"When I hit the bag there was a popping sound and I was in excruciating pain," said Brocail.
At the time, the smallest movements were difficult for Brocail.
"He couldn’t straighten his leg all the way, he couldn’t walk," said physical therapist Matt Holland.
Brocail had pulled his hamstring from the bone.
"Doug ruptured the hamstring on his landing leg, which is extremely dependent on hamstring strength for a professional pitcher," said Dr. David Lintner, an orthopedic surgeon at the Methodist Center for Sports Medicine and the Astros’ team physician.
Surgery would have ended Brocail’s season, so Lintner suggested a new treatment called Platelet Rich Plasma Injections, or PRP.
PRP requires drawing blood from the patient and placing it in a centrifuge machine, which separates the patient’s platelets from their blood. Fifteen minutes later, the platelets are injected back into the site of the patient’s injury. The platelets accelerate the healing process.

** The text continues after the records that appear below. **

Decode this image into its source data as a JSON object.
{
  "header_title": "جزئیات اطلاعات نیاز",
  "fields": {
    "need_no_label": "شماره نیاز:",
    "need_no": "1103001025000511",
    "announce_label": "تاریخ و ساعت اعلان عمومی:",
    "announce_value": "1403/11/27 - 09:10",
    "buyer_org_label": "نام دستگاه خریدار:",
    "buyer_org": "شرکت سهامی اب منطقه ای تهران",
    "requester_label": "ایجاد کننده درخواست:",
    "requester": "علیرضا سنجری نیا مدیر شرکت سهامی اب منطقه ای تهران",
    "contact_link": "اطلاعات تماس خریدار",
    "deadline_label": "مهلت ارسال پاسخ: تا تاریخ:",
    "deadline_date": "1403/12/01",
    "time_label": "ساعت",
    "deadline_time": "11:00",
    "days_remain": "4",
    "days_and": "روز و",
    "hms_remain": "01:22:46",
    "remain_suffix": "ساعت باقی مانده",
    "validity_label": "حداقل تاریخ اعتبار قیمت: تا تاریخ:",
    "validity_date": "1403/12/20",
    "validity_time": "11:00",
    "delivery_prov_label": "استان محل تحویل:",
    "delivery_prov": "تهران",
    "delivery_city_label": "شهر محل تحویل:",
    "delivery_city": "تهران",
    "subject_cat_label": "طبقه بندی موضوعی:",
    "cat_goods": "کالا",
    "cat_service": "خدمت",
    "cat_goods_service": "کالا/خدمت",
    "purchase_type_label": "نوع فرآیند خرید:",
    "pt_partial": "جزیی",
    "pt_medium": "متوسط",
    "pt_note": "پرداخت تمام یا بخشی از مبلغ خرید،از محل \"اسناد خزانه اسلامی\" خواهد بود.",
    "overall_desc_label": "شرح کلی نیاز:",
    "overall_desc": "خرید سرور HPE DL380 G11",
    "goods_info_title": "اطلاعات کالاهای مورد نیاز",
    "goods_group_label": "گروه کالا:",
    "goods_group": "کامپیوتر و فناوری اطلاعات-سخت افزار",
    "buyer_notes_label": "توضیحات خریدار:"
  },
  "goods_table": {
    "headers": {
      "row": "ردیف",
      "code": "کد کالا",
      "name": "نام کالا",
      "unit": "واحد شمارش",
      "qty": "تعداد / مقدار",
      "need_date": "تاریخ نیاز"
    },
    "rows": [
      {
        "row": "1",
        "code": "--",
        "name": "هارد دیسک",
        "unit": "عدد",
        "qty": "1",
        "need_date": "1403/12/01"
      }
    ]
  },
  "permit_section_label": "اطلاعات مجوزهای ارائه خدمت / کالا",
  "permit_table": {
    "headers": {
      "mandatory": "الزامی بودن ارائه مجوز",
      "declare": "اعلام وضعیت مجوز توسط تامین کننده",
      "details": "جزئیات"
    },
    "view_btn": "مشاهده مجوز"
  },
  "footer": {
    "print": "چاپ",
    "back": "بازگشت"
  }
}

"It takes an injury that may take three or four weeks to resolve and helps it settle down to a week to 10 days," said Lintner.
Lintner said PRP works for injuries to muscles, ligaments or tendons. Athletes with pulled hamstrings, strained calf muscles or sprained ligaments in the elbow, wrist and ankle can benefit from PRP. Some insurance plans cover the treatment. Without insurance, Lintner said it can cost $300-500, depending on how many injections are needed. It’s less expensive compared to surgery or extensive physical therapy sessions.
In Brocail’s case, his injury was very serious, and the treatment was a gamble.
"He had a lot of difficulty standing on one leg, and with that being his lead leg, he’s not a small man," said Holland. "He’s a professional pitcher so going downhill, and being able to stop himself at a high rate of speed and then being able to quickly change directions, if someone bunts or hits a ball and he has to cover first base, very important for him to be able to do that."
"I was not convinced it was going to work. His was the first, that I’m aware of, where it’s been used to treat a complete rupture," said Lintner.
But the intense physical therapy and PRP injections worked for Brocail. His recovery took a few months, but it was better than surgery.
"It worked for me and I hope it works for somebody else," said Brocail. "If it worked on an older guy, it’s definitely going to work on a younger kid."
PRP got Brocail back in the game.